“… And once I have broken its heart, I will tear its heart out as my final act of terror and revenge. How does that sound, Letharus?”
Letharus blinked a couple of times, then wiped the drool from his mouth. He hadn’t realised he had been dribbling, but apparently this was a common side-effect of being a clone. Some things just didn’t work well with cloning, and keeping one’s tongue inside their maw was one of the more obvious issues.
“I, uh… I do not know, boss.”
Theocydes stared at Letharus, then sighed. “Do you want me to repeat the plan again?”
“No, no, I get it, but…” Letharus shrugged, wiping his mouth again. “Seems like a very convoluted plan. Just to tear out one guy’s heart.”
Theocydes leaned back in his seat, a fancy gold throne, nudging his rotating desk to one side. “Ah, you see, Letharus, it HAS to be convoluted. It NEEDS to be complicated. Performing a more stealthy mission has many risks, and I must take extra precautions. But more importantly, the more spectacle in such a death, the better.”

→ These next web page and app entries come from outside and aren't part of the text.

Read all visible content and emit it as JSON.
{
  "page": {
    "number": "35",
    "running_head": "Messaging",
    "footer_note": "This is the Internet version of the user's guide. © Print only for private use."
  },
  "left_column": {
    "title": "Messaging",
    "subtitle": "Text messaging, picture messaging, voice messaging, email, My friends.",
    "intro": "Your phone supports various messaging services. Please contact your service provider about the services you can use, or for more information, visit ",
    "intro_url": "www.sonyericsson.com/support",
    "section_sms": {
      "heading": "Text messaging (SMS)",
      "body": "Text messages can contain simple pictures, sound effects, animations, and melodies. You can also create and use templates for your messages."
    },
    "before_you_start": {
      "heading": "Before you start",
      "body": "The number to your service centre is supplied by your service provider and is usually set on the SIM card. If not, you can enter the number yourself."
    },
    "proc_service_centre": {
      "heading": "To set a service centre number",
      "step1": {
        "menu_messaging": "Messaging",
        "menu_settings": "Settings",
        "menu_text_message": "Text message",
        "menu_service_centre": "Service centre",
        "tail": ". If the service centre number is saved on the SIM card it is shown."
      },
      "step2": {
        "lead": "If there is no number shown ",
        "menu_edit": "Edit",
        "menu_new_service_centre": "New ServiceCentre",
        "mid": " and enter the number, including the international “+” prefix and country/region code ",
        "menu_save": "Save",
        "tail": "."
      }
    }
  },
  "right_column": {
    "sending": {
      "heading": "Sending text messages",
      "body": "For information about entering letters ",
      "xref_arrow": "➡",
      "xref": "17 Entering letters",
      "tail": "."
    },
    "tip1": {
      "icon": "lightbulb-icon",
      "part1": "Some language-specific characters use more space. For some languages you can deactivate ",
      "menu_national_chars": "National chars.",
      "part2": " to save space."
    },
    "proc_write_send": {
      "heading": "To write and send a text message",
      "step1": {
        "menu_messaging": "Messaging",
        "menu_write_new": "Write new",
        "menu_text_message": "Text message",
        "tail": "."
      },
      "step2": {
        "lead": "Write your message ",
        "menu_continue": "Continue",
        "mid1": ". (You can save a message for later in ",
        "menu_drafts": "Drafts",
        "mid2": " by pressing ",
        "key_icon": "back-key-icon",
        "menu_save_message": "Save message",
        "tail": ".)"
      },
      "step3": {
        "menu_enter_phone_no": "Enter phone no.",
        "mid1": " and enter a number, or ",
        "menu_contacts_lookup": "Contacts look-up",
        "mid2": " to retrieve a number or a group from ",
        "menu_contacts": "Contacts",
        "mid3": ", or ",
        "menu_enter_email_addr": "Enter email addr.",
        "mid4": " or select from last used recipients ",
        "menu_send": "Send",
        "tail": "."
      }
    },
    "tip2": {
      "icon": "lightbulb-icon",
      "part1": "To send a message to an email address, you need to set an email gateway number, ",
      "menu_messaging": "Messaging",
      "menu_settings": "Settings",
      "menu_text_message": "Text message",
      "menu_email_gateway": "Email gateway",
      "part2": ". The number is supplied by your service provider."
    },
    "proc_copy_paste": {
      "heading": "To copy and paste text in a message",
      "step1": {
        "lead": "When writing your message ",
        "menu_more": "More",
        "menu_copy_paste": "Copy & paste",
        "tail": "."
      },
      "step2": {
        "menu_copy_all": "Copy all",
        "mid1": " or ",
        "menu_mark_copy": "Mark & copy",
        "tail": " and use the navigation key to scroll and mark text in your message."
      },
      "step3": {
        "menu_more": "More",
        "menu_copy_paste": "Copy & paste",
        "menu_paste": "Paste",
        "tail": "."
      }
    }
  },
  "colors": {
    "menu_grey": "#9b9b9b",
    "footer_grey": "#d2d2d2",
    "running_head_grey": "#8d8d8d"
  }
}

“Why though?” Letharus asked, before pausing and glancing across the room.
The sound of growling had interrupted the conversation, as Kalus and Rethanius were hissing and snarling at each other. They seemed to be arguing over a particularly meaty bone. Theocydes quickly silenced them both by snapping his fingers, causing fresh prey to appear. The two cloned deities were quickly satisfied as they tore apart some sort of exotic animal.
“Actually, I have a completely different question. Why are those two basically feral now?” Letharus asked. “Are your cloning skills really that bad?”
Theocydes rolled his eyes underneath his golden mask. “I am not one to make the same mistake twice. Those two do not need their intelligence. Rethanius never used it anyway. So I altered the genetic makeup to create more aggressive, more powerful clones.”
“So, despite my brain turning to mush as we speak, why did you let me keep my intelligence?”
“Because you are useful. Or, rather, the original Letharus was…” Theocydes tutted, bringing back his rotating desk again. “Anyway, this plan. Your thoughts.”
“I do not like it. Too complicated…” Letharus frowned. “Why not just kill the… thing again…” Letharus paused again, rubbing the side of his head. “What is this being’s name? Is it that group of Decay Lords that you fought and had to make clones of us?”
“Yes, that group. Specifically the little hybrid they harbour, a being named Arkay. The little hybrid must die, its heart must be cut out from its chest, for me to cleanse my sins.”
“Because that is how you repent for the sin of death.”
Letharus blinked some more. “That makes no sense.”
“An eye for an eye, my dear Letharus.”
“Could you not just, like, clone the hybrid and kill that?” Letharus asked. “Rather than… all of this?”
Theocydes grunted, scribbling down Letharus’s suggestion, before shoving the idea into his pocket. “I… I like your thinking, little one. If this plan backfires, which it will not, then I shall give your idea a go. But the whole point of repentance is to make it into a spectacle, to prove how powerful I am.”
Letharus shrugged, no longer really interested or paying attention. “I guess. Can I go get something to eat?”
The Void Lord returned to his plans, smiling evilly. “Sure, do what you want. I must start my scheming proper…”